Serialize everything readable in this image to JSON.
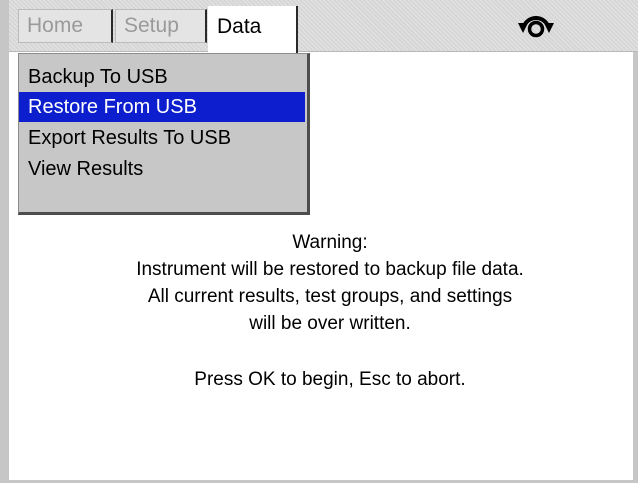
{
  "tabs": [
    {
      "label": "Home",
      "state": "inactive"
    },
    {
      "label": "Setup",
      "state": "inactive"
    },
    {
      "label": "Data",
      "state": "active"
    }
  ],
  "header": {
    "icon": "rotate-device-icon"
  },
  "menu": {
    "items": [
      {
        "label": "Backup To USB",
        "selected": false
      },
      {
        "label": "Restore From USB",
        "selected": true
      },
      {
        "label": "Export Results To USB",
        "selected": false
      },
      {
        "label": "View Results",
        "selected": false
      }
    ]
  },
  "message": {
    "lines": [
      "Warning:",
      "Instrument will be restored to backup file data.",
      "All current results, test groups, and settings",
      "will be over written.",
      "Press OK to begin, Esc to abort."
    ]
  },
  "colors": {
    "selection": "#0c1ecd",
    "menu_bg": "#c7c7c7",
    "frame": "#c6c6c6"
  }
}
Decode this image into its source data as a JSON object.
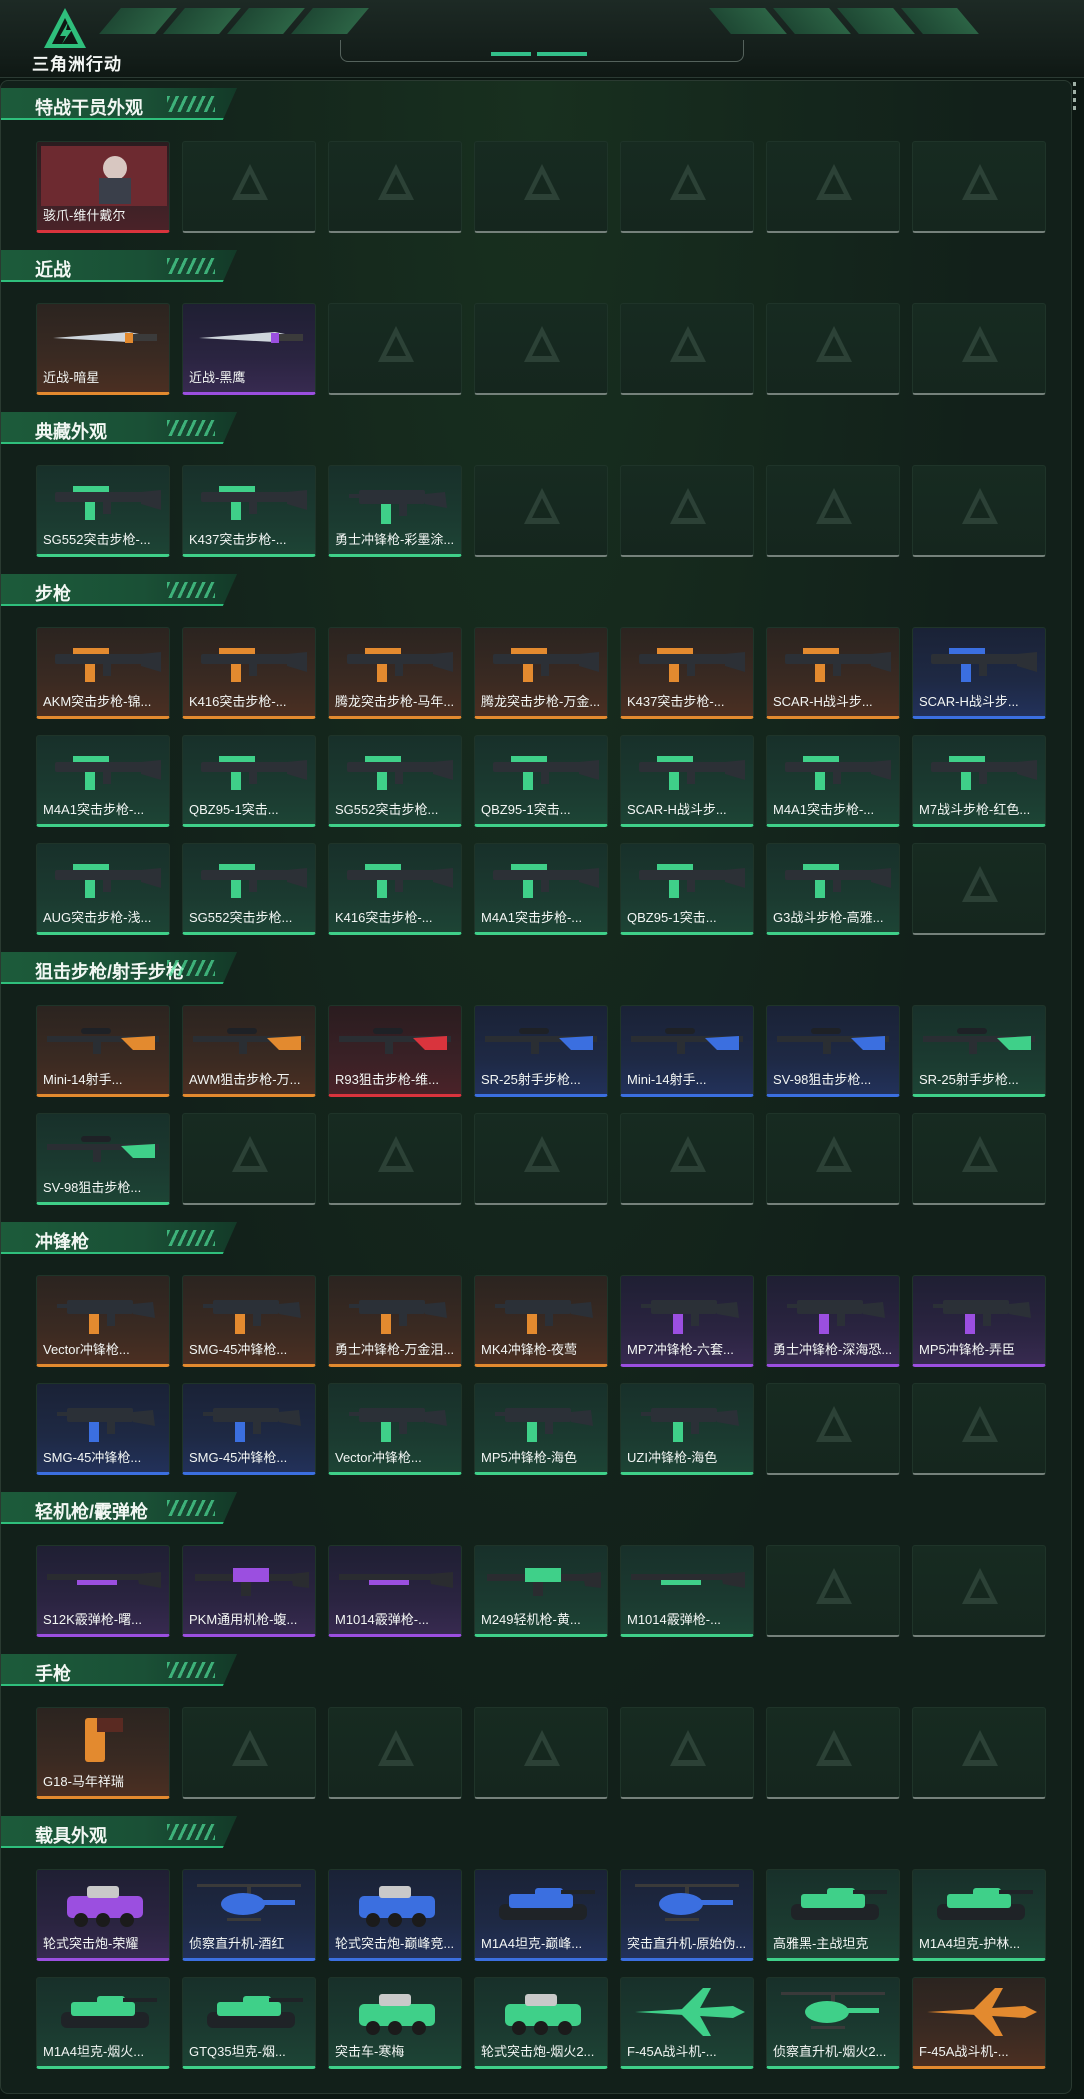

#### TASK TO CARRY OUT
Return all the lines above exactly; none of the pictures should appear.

#### ANSWER FOR THIS EXERCISE
Serialize everything readable in this image to JSON.
{
  "tabs": [
    {
      "label": "Home",
      "state": "inactive"
    },
    {
      "label": "Setup",
      "state": "inactive"
    },
    {
      "label": "Data",
      "state": "active"
    }
  ],
  "header": {
    "icon": "rotate-device-icon"
  },
  "menu": {
    "items": [
      {
        "label": "Backup To USB",
        "selected": false
      },
      {
        "label": "Restore From USB",
        "selected": true
      },
      {
        "label": "Export Results To USB",
        "selected": false
      },
      {
        "label": "View Results",
        "selected": false
      }
    ]
  },
  "message": {
    "lines": [
      "Warning:",
      "Instrument will be restored to backup file data.",
      "All current results, test groups, and settings",
      "will be over written.",
      "Press OK to begin, Esc to abort."
    ]
  },
  "colors": {
    "selection": "#0c1ecd",
    "menu_bg": "#c7c7c7",
    "frame": "#c6c6c6"
  }
}
Decode this image into its source data as a JSON object.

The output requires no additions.